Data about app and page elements

************

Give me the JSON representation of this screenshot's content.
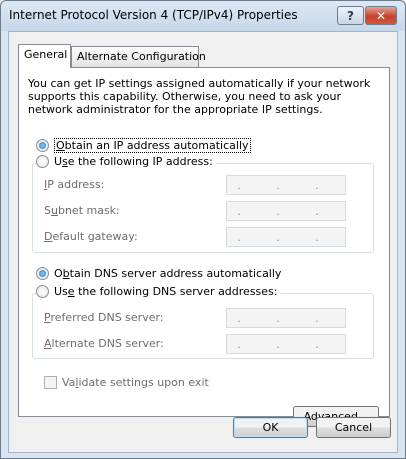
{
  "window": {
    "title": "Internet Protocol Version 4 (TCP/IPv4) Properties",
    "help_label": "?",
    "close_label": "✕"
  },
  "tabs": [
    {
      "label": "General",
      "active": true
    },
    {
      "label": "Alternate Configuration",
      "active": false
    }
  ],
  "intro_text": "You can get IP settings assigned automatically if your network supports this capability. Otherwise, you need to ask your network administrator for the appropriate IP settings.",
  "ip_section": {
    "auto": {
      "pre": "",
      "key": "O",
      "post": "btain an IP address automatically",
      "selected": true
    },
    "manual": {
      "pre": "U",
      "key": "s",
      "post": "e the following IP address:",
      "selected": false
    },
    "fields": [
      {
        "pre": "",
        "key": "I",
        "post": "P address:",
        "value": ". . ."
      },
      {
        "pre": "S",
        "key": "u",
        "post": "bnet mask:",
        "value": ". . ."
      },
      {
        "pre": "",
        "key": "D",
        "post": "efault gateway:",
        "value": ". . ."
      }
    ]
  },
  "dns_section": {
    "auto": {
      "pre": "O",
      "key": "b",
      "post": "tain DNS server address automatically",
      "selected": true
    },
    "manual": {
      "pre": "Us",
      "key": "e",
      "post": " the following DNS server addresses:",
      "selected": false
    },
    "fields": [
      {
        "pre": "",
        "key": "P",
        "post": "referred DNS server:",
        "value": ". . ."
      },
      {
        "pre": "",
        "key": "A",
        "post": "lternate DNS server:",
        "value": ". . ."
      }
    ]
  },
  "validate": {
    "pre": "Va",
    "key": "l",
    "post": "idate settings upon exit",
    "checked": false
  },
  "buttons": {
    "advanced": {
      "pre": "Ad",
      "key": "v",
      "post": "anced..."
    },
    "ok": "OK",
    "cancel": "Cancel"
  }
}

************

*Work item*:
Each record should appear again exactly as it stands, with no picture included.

*Exercise solution*:
Give me the JSON representation of this screenshot's content.
{
  "window": {
    "title": "Internet Protocol Version 4 (TCP/IPv4) Properties",
    "help_label": "?",
    "close_label": "✕"
  },
  "tabs": [
    {
      "label": "General",
      "active": true
    },
    {
      "label": "Alternate Configuration",
      "active": false
    }
  ],
  "intro_text": "You can get IP settings assigned automatically if your network supports this capability. Otherwise, you need to ask your network administrator for the appropriate IP settings.",
  "ip_section": {
    "auto": {
      "pre": "",
      "key": "O",
      "post": "btain an IP address automatically",
      "selected": true
    },
    "manual": {
      "pre": "U",
      "key": "s",
      "post": "e the following IP address:",
      "selected": false
    },
    "fields": [
      {
        "pre": "",
        "key": "I",
        "post": "P address:",
        "value": ". . ."
      },
      {
        "pre": "S",
        "key": "u",
        "post": "bnet mask:",
        "value": ". . ."
      },
      {
        "pre": "",
        "key": "D",
        "post": "efault gateway:",
        "value": ". . ."
      }
    ]
  },
  "dns_section": {
    "auto": {
      "pre": "O",
      "key": "b",
      "post": "tain DNS server address automatically",
      "selected": true
    },
    "manual": {
      "pre": "Us",
      "key": "e",
      "post": " the following DNS server addresses:",
      "selected": false
    },
    "fields": [
      {
        "pre": "",
        "key": "P",
        "post": "referred DNS server:",
        "value": ". . ."
      },
      {
        "pre": "",
        "key": "A",
        "post": "lternate DNS server:",
        "value": ". . ."
      }
    ]
  },
  "validate": {
    "pre": "Va",
    "key": "l",
    "post": "idate settings upon exit",
    "checked": false
  },
  "buttons": {
    "advanced": {
      "pre": "Ad",
      "key": "v",
      "post": "anced..."
    },
    "ok": "OK",
    "cancel": "Cancel"
  }
}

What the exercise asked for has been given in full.